Friday, April 08, 2016
The Stagnant World Economy: What It Represents
The following via Aftershock Publishing has useful information for understanding the world economy now. Embedded within the text is an astounding statement, to wit, the fact that middle class income has essentially gone nowhere for twenty years. We basically all know this, but think about how many years this represents; how many children have grown up and gotten married, how many parents have passed on, how many have graduated from college, taken a new job, moved to a new city, and retired. When you think of it this way, it is absolutely appalling that incomes have stagnated for twenty years. Isn't it time that people got the kind of just economy they deserve?
Economist Richard D. Wolff recently stated that the drop in U.S. middle class income was a significant contribution to the drop in China's economic growth. His point that middle class incomes in the US have dropped in purchasing power seems supported by other sources. How much credence do you give to this theory?
It's definitely true that incomes have been languishing for middle class Americans. But that's more a reflection of the fact that we've had asset growth and debt growth rather than fundamental growth. Growth in middle class incomes has been slow for the last couple decades. However, China has grown substantially.

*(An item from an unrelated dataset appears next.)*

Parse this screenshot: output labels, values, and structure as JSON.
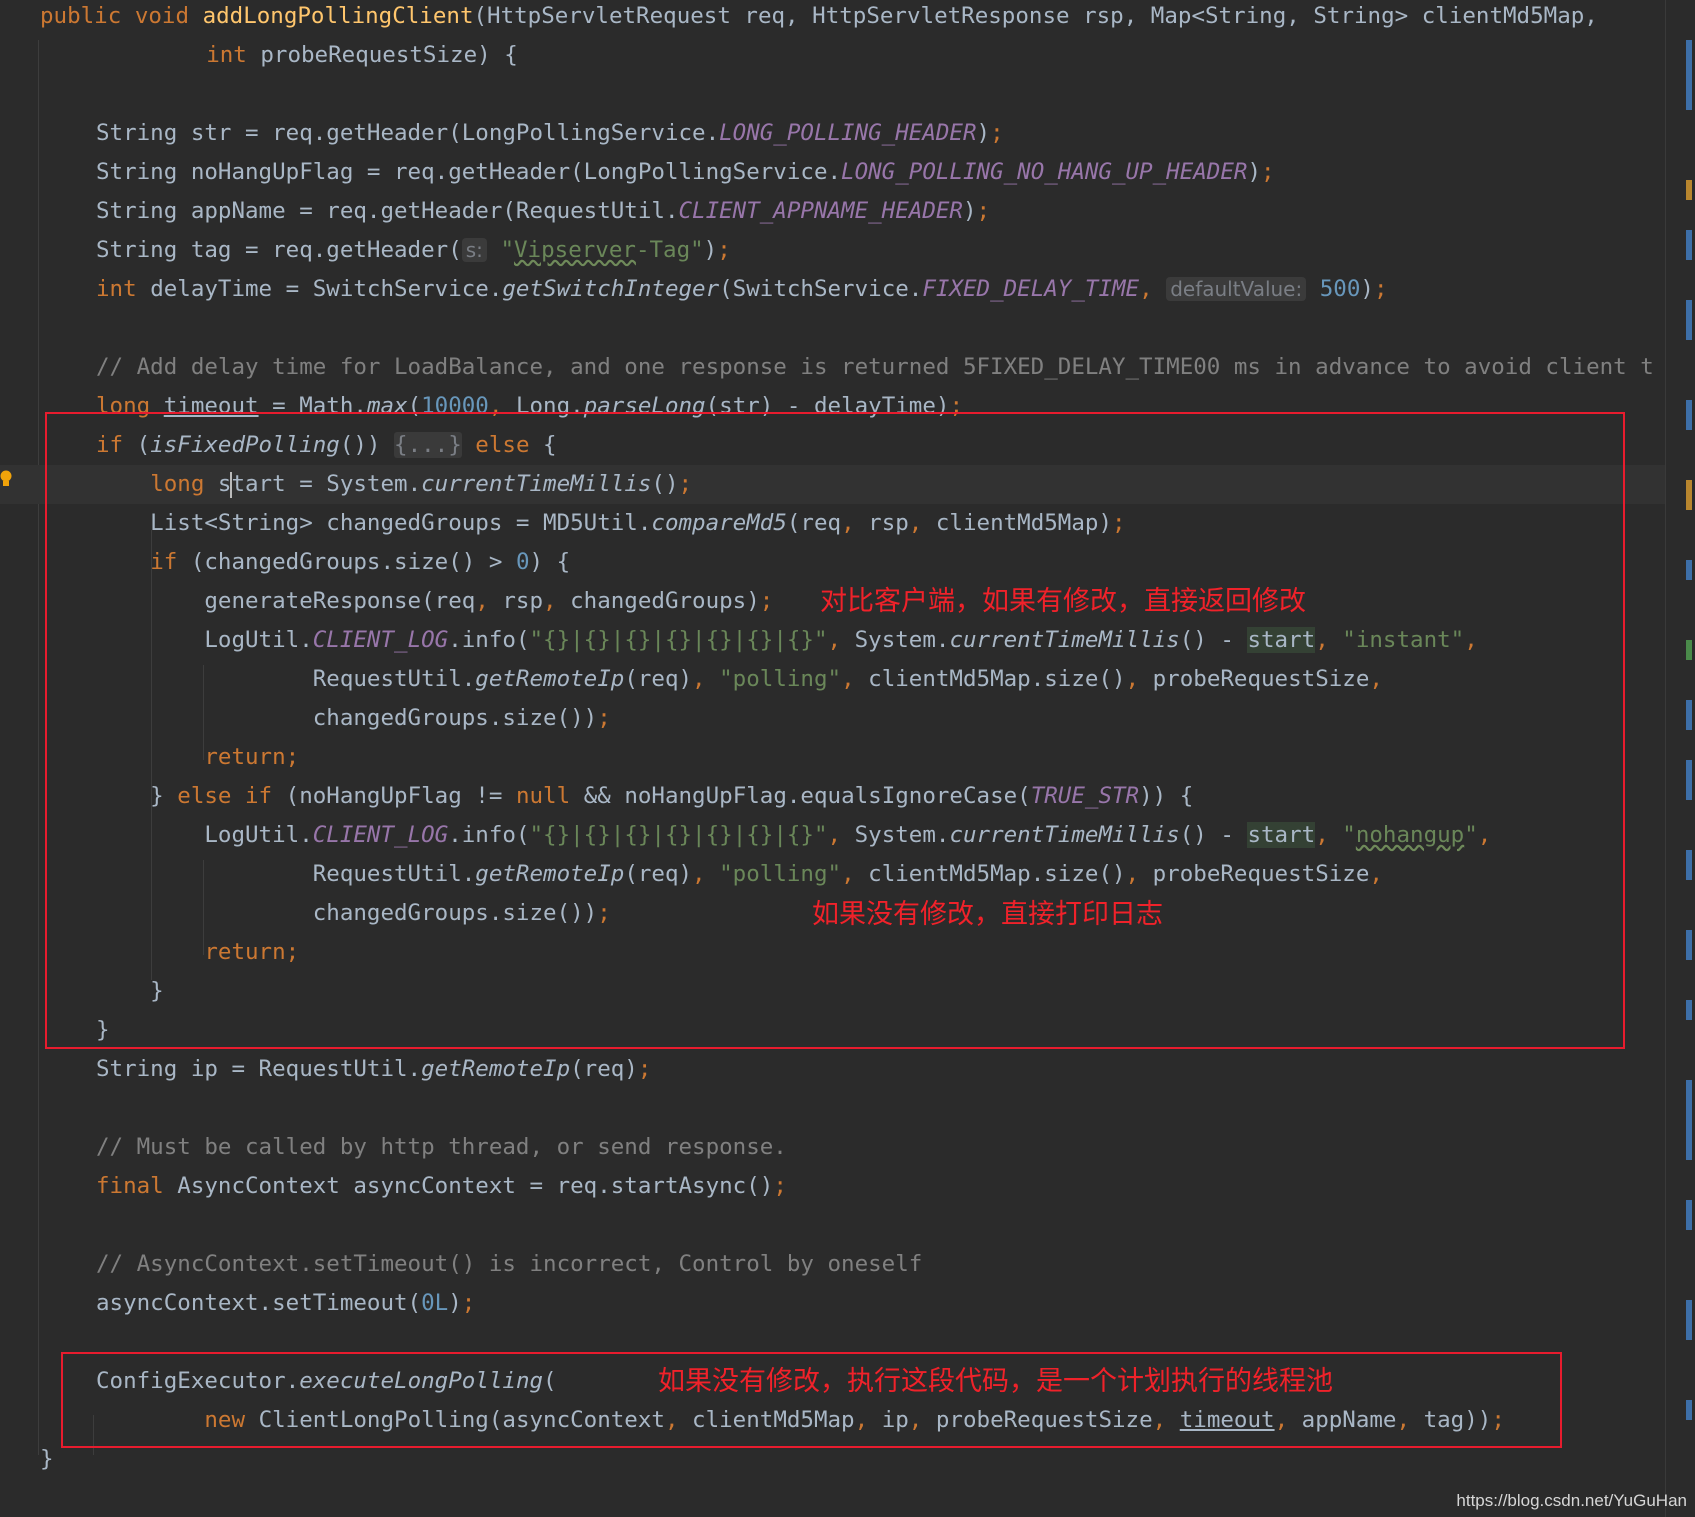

The recent drop in China's growth is due to the fact that Chinese government stimulus hasn't been increasing as much as it had been earlier, and is also less effective now that it's been used so much. Also, the world economy is slowing down—not just in the U.S., but everywhere. So if anything, we'd say this economist has it backward. China was the growth engine coming out of the financial crisis due to its stimulus, but it's not working so well anymore.
Rush Link -- Bill Clinton on Rise of Nationalism